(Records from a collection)
_____

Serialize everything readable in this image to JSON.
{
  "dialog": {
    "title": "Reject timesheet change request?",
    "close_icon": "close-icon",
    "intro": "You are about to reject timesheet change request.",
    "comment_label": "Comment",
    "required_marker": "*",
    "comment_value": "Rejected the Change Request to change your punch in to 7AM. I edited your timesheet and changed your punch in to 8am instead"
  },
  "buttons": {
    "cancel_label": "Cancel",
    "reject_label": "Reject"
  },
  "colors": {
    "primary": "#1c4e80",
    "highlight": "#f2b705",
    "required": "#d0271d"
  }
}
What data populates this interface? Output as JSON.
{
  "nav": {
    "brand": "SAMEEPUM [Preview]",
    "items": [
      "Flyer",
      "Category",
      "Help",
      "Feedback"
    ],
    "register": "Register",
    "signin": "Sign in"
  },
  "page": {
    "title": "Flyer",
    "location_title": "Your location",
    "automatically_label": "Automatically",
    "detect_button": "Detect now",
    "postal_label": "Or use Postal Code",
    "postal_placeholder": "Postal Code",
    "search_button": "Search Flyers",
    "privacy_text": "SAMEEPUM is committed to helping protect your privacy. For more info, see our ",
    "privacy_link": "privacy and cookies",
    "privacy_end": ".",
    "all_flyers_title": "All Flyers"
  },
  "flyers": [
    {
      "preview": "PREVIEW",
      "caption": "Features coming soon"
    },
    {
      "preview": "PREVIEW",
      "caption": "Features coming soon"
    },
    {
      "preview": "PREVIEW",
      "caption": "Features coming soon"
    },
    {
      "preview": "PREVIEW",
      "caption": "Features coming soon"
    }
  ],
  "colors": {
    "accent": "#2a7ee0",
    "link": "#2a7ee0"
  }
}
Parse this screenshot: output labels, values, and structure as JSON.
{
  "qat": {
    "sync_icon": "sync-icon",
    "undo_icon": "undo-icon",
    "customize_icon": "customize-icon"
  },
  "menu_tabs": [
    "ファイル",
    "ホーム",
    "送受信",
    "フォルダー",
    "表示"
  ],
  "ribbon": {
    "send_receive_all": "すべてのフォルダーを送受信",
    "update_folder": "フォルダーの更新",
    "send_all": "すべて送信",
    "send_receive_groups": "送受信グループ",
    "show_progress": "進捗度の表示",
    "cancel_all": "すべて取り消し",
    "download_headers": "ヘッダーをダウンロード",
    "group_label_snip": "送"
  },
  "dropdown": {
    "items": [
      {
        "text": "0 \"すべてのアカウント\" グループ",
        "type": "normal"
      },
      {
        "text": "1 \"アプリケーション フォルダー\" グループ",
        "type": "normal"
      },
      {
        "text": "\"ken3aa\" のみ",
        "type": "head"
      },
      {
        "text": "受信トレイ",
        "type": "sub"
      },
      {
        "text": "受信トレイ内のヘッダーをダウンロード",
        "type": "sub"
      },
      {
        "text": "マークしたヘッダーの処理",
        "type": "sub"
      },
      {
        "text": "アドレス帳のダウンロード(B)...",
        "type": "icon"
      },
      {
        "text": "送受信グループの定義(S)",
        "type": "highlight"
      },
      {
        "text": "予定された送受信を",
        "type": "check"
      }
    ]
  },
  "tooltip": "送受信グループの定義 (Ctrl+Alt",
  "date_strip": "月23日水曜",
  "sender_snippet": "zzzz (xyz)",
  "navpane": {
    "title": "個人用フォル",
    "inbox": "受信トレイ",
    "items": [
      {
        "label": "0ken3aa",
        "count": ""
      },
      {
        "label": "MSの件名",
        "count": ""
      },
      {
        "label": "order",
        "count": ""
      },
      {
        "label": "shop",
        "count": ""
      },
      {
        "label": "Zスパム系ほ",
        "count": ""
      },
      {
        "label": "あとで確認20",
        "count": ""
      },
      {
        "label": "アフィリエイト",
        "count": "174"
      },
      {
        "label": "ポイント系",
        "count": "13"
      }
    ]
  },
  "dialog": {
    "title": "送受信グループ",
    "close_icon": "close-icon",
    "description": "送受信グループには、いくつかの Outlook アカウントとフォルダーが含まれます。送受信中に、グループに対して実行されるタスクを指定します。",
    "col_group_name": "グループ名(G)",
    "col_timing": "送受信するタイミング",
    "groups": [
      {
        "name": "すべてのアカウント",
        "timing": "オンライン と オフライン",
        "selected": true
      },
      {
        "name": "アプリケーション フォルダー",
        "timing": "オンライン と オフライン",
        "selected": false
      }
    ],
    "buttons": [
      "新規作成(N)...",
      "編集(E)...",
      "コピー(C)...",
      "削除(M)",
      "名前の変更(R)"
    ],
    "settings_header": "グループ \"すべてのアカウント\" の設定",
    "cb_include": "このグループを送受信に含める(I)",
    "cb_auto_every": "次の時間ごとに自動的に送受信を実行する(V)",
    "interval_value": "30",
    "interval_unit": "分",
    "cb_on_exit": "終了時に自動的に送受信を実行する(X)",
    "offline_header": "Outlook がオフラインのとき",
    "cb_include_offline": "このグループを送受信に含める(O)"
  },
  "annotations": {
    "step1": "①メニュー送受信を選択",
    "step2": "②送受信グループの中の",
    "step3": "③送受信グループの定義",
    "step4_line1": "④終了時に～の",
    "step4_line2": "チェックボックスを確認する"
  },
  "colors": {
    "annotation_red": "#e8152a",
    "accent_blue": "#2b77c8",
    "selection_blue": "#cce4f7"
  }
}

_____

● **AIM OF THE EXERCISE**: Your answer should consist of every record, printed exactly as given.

● **TASK RESULT**:
Serialize everything readable in this image to JSON.
{
  "dialog": {
    "title": "Reject timesheet change request?",
    "close_icon": "close-icon",
    "intro": "You are about to reject timesheet change request.",
    "comment_label": "Comment",
    "required_marker": "*",
    "comment_value": "Rejected the Change Request to change your punch in to 7AM. I edited your timesheet and changed your punch in to 8am instead"
  },
  "buttons": {
    "cancel_label": "Cancel",
    "reject_label": "Reject"
  },
  "colors": {
    "primary": "#1c4e80",
    "highlight": "#f2b705",
    "required": "#d0271d"
  }
}
What data populates this interface? Output as JSON.
{
  "nav": {
    "brand": "SAMEEPUM [Preview]",
    "items": [
      "Flyer",
      "Category",
      "Help",
      "Feedback"
    ],
    "register": "Register",
    "signin": "Sign in"
  },
  "page": {
    "title": "Flyer",
    "location_title": "Your location",
    "automatically_label": "Automatically",
    "detect_button": "Detect now",
    "postal_label": "Or use Postal Code",
    "postal_placeholder": "Postal Code",
    "search_button": "Search Flyers",
    "privacy_text": "SAMEEPUM is committed to helping protect your privacy. For more info, see our ",
    "privacy_link": "privacy and cookies",
    "privacy_end": ".",
    "all_flyers_title": "All Flyers"
  },
  "flyers": [
    {
      "preview": "PREVIEW",
      "caption": "Features coming soon"
    },
    {
      "preview": "PREVIEW",
      "caption": "Features coming soon"
    },
    {
      "preview": "PREVIEW",
      "caption": "Features coming soon"
    },
    {
      "preview": "PREVIEW",
      "caption": "Features coming soon"
    }
  ],
  "colors": {
    "accent": "#2a7ee0",
    "link": "#2a7ee0"
  }
}
Parse this screenshot: output labels, values, and structure as JSON.
{
  "qat": {
    "sync_icon": "sync-icon",
    "undo_icon": "undo-icon",
    "customize_icon": "customize-icon"
  },
  "menu_tabs": [
    "ファイル",
    "ホーム",
    "送受信",
    "フォルダー",
    "表示"
  ],
  "ribbon": {
    "send_receive_all": "すべてのフォルダーを送受信",
    "update_folder": "フォルダーの更新",
    "send_all": "すべて送信",
    "send_receive_groups": "送受信グループ",
    "show_progress": "進捗度の表示",
    "cancel_all": "すべて取り消し",
    "download_headers": "ヘッダーをダウンロード",
    "group_label_snip": "送"
  },
  "dropdown": {
    "items": [
      {
        "text": "0 \"すべてのアカウント\" グループ",
        "type": "normal"
      },
      {
        "text": "1 \"アプリケーション フォルダー\" グループ",
        "type": "normal"
      },
      {
        "text": "\"ken3aa\" のみ",
        "type": "head"
      },
      {
        "text": "受信トレイ",
        "type": "sub"
      },
      {
        "text": "受信トレイ内のヘッダーをダウンロード",
        "type": "sub"
      },
      {
        "text": "マークしたヘッダーの処理",
        "type": "sub"
      },
      {
        "text": "アドレス帳のダウンロード(B)...",
        "type": "icon"
      },
      {
        "text": "送受信グループの定義(S)",
        "type": "highlight"
      },
      {
        "text": "予定された送受信を",
        "type": "check"
      }
    ]
  },
  "tooltip": "送受信グループの定義 (Ctrl+Alt",
  "date_strip": "月23日水曜",
  "sender_snippet": "zzzz (xyz)",
  "navpane": {
    "title": "個人用フォル",
    "inbox": "受信トレイ",
    "items": [
      {
        "label": "0ken3aa",
        "count": ""
      },
      {
        "label": "MSの件名",
        "count": ""
      },
      {
        "label": "order",
        "count": ""
      },
      {
        "label": "shop",
        "count": ""
      },
      {
        "label": "Zスパム系ほ",
        "count": ""
      },
      {
        "label": "あとで確認20",
        "count": ""
      },
      {
        "label": "アフィリエイト",
        "count": "174"
      },
      {
        "label": "ポイント系",
        "count": "13"
      }
    ]
  },
  "dialog": {
    "title": "送受信グループ",
    "close_icon": "close-icon",
    "description": "送受信グループには、いくつかの Outlook アカウントとフォルダーが含まれます。送受信中に、グループに対して実行されるタスクを指定します。",
    "col_group_name": "グループ名(G)",
    "col_timing": "送受信するタイミング",
    "groups": [
      {
        "name": "すべてのアカウント",
        "timing": "オンライン と オフライン",
        "selected": true
      },
      {
        "name": "アプリケーション フォルダー",
        "timing": "オンライン と オフライン",
        "selected": false
      }
    ],
    "buttons": [
      "新規作成(N)...",
      "編集(E)...",
      "コピー(C)...",
      "削除(M)",
      "名前の変更(R)"
    ],
    "settings_header": "グループ \"すべてのアカウント\" の設定",
    "cb_include": "このグループを送受信に含める(I)",
    "cb_auto_every": "次の時間ごとに自動的に送受信を実行する(V)",
    "interval_value": "30",
    "interval_unit": "分",
    "cb_on_exit": "終了時に自動的に送受信を実行する(X)",
    "offline_header": "Outlook がオフラインのとき",
    "cb_include_offline": "このグループを送受信に含める(O)"
  },
  "annotations": {
    "step1": "①メニュー送受信を選択",
    "step2": "②送受信グループの中の",
    "step3": "③送受信グループの定義",
    "step4_line1": "④終了時に～の",
    "step4_line2": "チェックボックスを確認する"
  },
  "colors": {
    "annotation_red": "#e8152a",
    "accent_blue": "#2b77c8",
    "selection_blue": "#cce4f7"
  }
}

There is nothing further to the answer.